[Data about app and page elements]
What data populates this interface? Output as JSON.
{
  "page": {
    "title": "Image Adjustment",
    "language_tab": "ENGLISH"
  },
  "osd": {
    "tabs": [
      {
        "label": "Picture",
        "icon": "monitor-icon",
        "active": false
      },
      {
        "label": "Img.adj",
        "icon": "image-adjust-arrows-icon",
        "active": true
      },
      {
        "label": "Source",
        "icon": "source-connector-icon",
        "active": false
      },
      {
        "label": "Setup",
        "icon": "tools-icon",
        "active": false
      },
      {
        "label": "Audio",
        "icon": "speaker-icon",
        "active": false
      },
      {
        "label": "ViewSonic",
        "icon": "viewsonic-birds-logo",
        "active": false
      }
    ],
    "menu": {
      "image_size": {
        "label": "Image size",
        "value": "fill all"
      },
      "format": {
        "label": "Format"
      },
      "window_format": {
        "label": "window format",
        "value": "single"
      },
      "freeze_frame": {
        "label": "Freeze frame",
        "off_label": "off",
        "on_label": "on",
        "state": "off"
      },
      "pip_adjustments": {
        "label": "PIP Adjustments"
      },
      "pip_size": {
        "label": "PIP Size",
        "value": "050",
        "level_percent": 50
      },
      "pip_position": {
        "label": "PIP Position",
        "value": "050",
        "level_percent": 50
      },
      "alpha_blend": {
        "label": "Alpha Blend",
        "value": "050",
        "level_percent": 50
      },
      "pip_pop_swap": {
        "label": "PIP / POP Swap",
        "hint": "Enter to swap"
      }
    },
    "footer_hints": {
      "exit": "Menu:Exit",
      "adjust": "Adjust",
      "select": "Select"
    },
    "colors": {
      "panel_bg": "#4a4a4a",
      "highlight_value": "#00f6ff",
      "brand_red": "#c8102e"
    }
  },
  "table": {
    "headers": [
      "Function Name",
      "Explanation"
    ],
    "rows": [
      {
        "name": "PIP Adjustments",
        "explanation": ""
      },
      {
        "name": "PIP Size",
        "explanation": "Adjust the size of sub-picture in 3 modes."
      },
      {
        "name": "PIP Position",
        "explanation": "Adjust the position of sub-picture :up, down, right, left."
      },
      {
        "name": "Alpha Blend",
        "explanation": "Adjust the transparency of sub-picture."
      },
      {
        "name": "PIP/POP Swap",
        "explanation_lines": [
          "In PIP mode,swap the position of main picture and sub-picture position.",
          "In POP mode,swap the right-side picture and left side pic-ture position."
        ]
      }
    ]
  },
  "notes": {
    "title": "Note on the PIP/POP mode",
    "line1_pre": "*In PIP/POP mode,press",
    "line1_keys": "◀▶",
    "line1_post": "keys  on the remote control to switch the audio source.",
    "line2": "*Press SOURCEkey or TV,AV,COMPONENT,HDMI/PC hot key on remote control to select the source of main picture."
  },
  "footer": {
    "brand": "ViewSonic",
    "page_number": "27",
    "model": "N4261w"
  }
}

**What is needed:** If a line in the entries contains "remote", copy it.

**Problem solution:**
    "line1_post": "keys  on the remote control to switch the audio source.",
    "line2": "*Press SOURCEkey or TV,AV,COMPONENT,HDMI/PC hot key on remote control to select the source of main picture."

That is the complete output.